Projects per year
Ecological restoration programs are established to reverse land degradation, miti- gate biodiversity loss, and reinstate ecosystem services. Following recent agricultural intensification that led to a decrease in flower diversity and density in rural areas and subsequently to the decline of many insects, conservation measures targeted at pollinators have been established, including sown wildflower strips (WFS) along field margins. Historically successful in establishing a high density of generalist bees and increasing pollinator diversity, the impact of enhanced flower provision on wider ecological interactions and the structure of pollinator networks has been rarely inves- tigated. Here, we tested the effects of increasing flower species richness and flower density in agricultural landscapes on bee-plant interaction networks. We measured plant species richness and flower density and surveyed honeybee and bumblebee visits on flowers across a range of field margins on 10 UK farms that applied different pollinator conservation measures. We found that both flower species richness and flower density significantly increased bee abundance, in early and late summer, re- spectively. At the network level, we found that higher flower species richness did not significantly alter bee species' generality indices, but significantly reduced network connectance and marginally reduced niche overlap across honeybees and bumblebee species, a proxy for insect competition. While higher connectance and niche overlap is believed to strengthen network robustness and often is the aim for the restoration of pollinator networks, we argue that carefully designed WFS may benefit bees by partitioning their foraging niche, limiting competition for resources and the potential for disease transmission via shared floral use. We also discuss the need to extend WFS and their positive effects into spring when wild bee populations are established.

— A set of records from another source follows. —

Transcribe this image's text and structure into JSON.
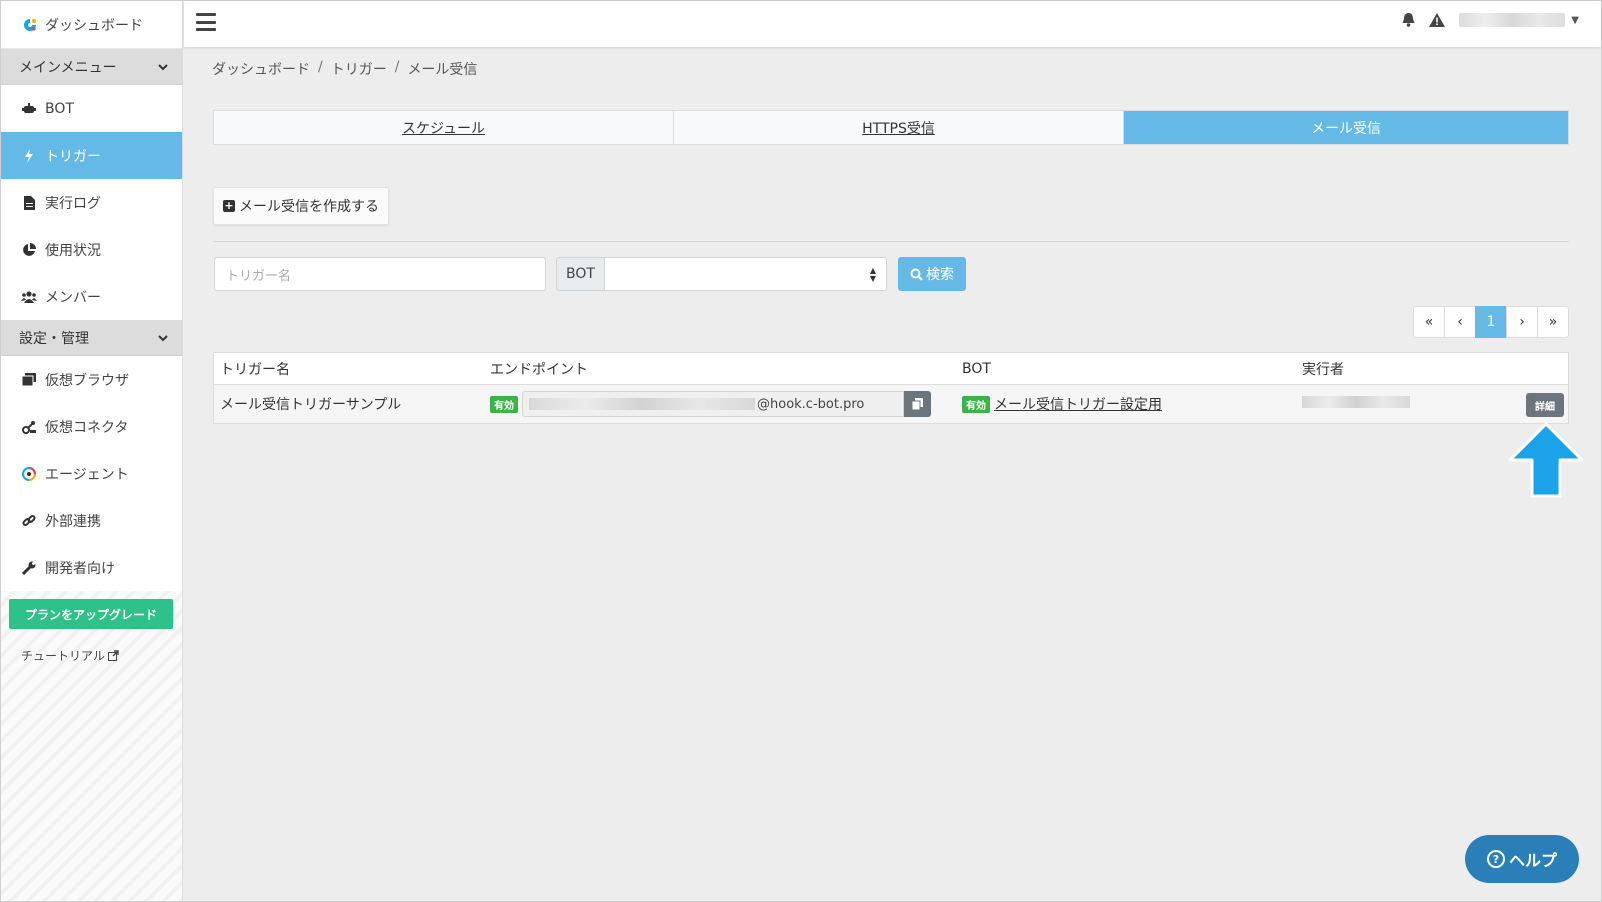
{
  "brand": {
    "title": "ダッシュボード"
  },
  "sidebar": {
    "section_main": "メインメニュー",
    "section_settings": "設定・管理",
    "items": [
      {
        "label": "BOT",
        "icon": "robot-icon"
      },
      {
        "label": "トリガー",
        "icon": "bolt-icon",
        "active": true
      },
      {
        "label": "実行ログ",
        "icon": "file-icon"
      },
      {
        "label": "使用状況",
        "icon": "pie-chart-icon"
      },
      {
        "label": "メンバー",
        "icon": "users-icon"
      }
    ],
    "settings_items": [
      {
        "label": "仮想ブラウザ",
        "icon": "browser-icon"
      },
      {
        "label": "仮想コネクタ",
        "icon": "connector-icon"
      },
      {
        "label": "エージェント",
        "icon": "agent-icon"
      },
      {
        "label": "外部連携",
        "icon": "link-icon"
      },
      {
        "label": "開発者向け",
        "icon": "wrench-icon"
      }
    ],
    "upgrade_label": "プランをアップグレード",
    "tutorial_label": "チュートリアル"
  },
  "breadcrumb": [
    "ダッシュボード",
    "トリガー",
    "メール受信"
  ],
  "tabs": [
    {
      "label": "スケジュール"
    },
    {
      "label": "HTTPS受信"
    },
    {
      "label": "メール受信",
      "active": true
    }
  ],
  "create_button": "メール受信を作成する",
  "filter": {
    "name_placeholder": "トリガー名",
    "bot_prefix": "BOT",
    "search_label": "検索"
  },
  "pagination": {
    "first": "«",
    "prev": "‹",
    "current": "1",
    "next": "›",
    "last": "»"
  },
  "table": {
    "headers": [
      "トリガー名",
      "エンドポイント",
      "BOT",
      "実行者"
    ],
    "rows": [
      {
        "name": "メール受信トリガーサンプル",
        "endpoint_badge": "有効",
        "endpoint_domain": "@hook.c-bot.pro",
        "bot_badge": "有効",
        "bot_name": "メール受信トリガー設定用",
        "detail_label": "詳細"
      }
    ]
  },
  "help_label": "ヘルプ",
  "colors": {
    "accent": "#64b9e6",
    "success": "#3cb34a",
    "upgrade": "#2ec28a",
    "help": "#2b7fb8",
    "arrow": "#1aa3e8"
  }
}
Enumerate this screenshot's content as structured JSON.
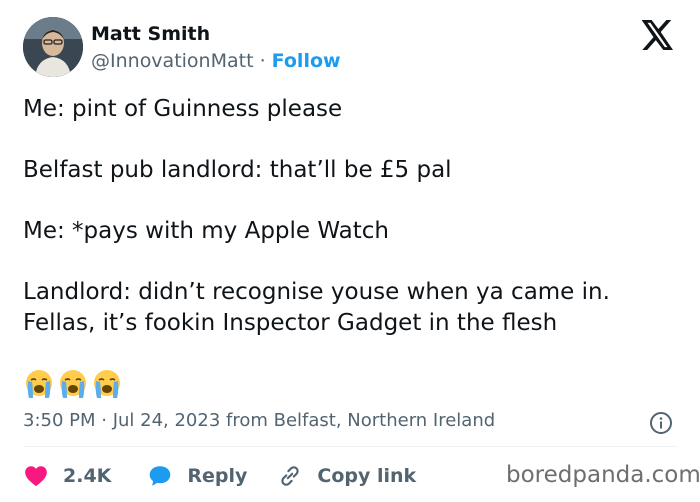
{
  "author": {
    "name": "Matt Smith",
    "handle": "@InnovationMatt",
    "separator": "·",
    "follow_label": "Follow"
  },
  "tweet": {
    "lines": [
      "Me: pint of Guinness please",
      "Belfast pub landlord: that’ll be £5 pal",
      "Me: *pays with my Apple Watch",
      "Landlord: didn’t recognise youse when ya came in.",
      "Fellas, it’s fookin Inspector Gadget in the flesh"
    ],
    "emoji_name": "loudly-crying-face",
    "emoji_count": 3
  },
  "meta": {
    "timestamp": "3:50 PM · Jul 24, 2023 from Belfast, Northern Ireland"
  },
  "actions": {
    "likes": "2.4K",
    "reply_label": "Reply",
    "copy_link_label": "Copy link"
  },
  "watermark": "boredpanda.com",
  "colors": {
    "text": "#0f1419",
    "muted": "#536471",
    "link": "#1d9bf0",
    "heart": "#f91880",
    "reply_bubble": "#1d9bf0"
  }
}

|Journal||Ecology and Evolution|
|Publication status||Published - 2022|
- 1 Finished